Inflammation of the bone-tendon transitions is manifested by, among other things, pain in the pelvis, thighs, lower leg and heel bone. This causes the patient to become increasingly immobile amid worsening stiffness in the mornings.

In the later stage of severe cases, the skeleton also changes. The spine ossifies and bends. The lumbar spine flattens and the thoracic spine forms a hump. At the same time, there may be inflammatory changes to the knees, ankle joints, shoulders and especially the hips. The changes can also affect tendons, eyes and the cardiac muscle. The internal organs may also be affected.

Symptoms involving internal organs:

  • Heart: aortic insufficiency, cardiac arrhythmias
  • Lungs: restrictive lung disease, connective tissue deposits in the upper lobes 
  • Eyes: irritation of the iris / iritis / uveitis
  • Intestine: enteritis


Ankylosing spondylitis – diagnosis: How we identify the disease

The first signs of ankylosing spondylitis typically include deep-seated back pain or pain in the buttocks which occurs when resting or after periods of rest, as well as bouts of morning stiffness lasting more than 30 minutes. However, given that these symptoms can have numerous possible causes and the expression of the symptoms of ankylosing spondylitis are manifold, and also that the disease can progress in a wide variety of ways, it usually takes several years before the correct diagnosis is made. 

If ankylosing spondylitis is suspected or diagnosed, the next step is to consult a rheumatologist.

Detailed consultation and physical examination

Above all, our initial consultation with you is of critical importance. During this, we ask you about the nature, timing and progression of your pain and stiffness as well as any other symptoms. During the physical examination, we focus in particular on assessing your mobility and investigating the sources of the pain in your spine and joints via clinical tests. For example, we use the so-called Schober test to check the mobility of your lumbar spine. In this process, we mark the first coccygeal vertebra and another point ten centimetres above it. We then ask you to lean forwards while keeping your knees straight. If you are suffering from ankylosing spondylitis, the marked points will not move very much because the mobility of your vertebrae will already be severely limited.

Imaging procedures

If there are already cases of ankylosing spondylitis or other autoimmune diseases in your family, or if specific indicators of ankylosing spondylitis are present, it is especially important to arrange a blood test and diagnostic imaging.
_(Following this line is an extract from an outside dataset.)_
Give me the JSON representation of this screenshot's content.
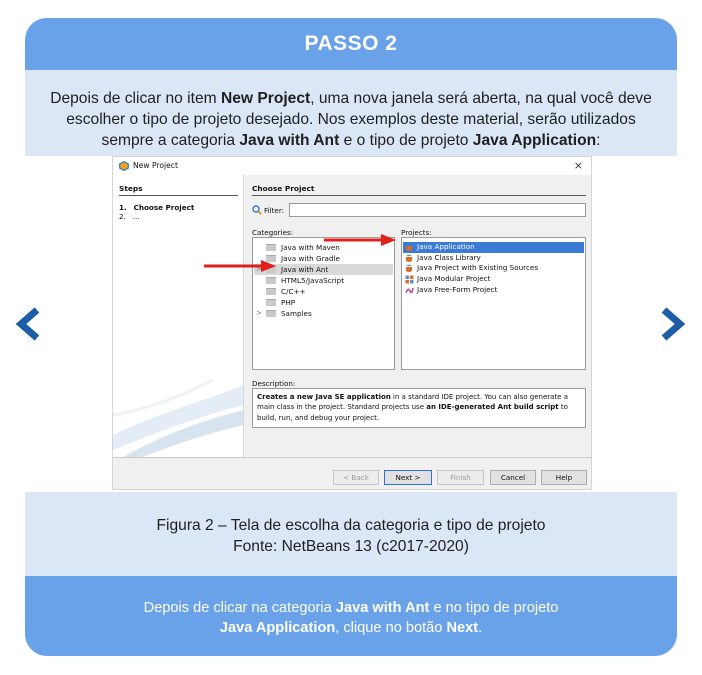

The most effective way to visualise the typical changes in the joints (for example, the sacroiliac joints) and the bone-tendon transitions is via magnetic resonance imaging (MRI) or computed tomography (CT). An MRI scan of the sacroiliac joint is currently the preferred method. However, X-ray images can also reveal advanced changes in the affected areas.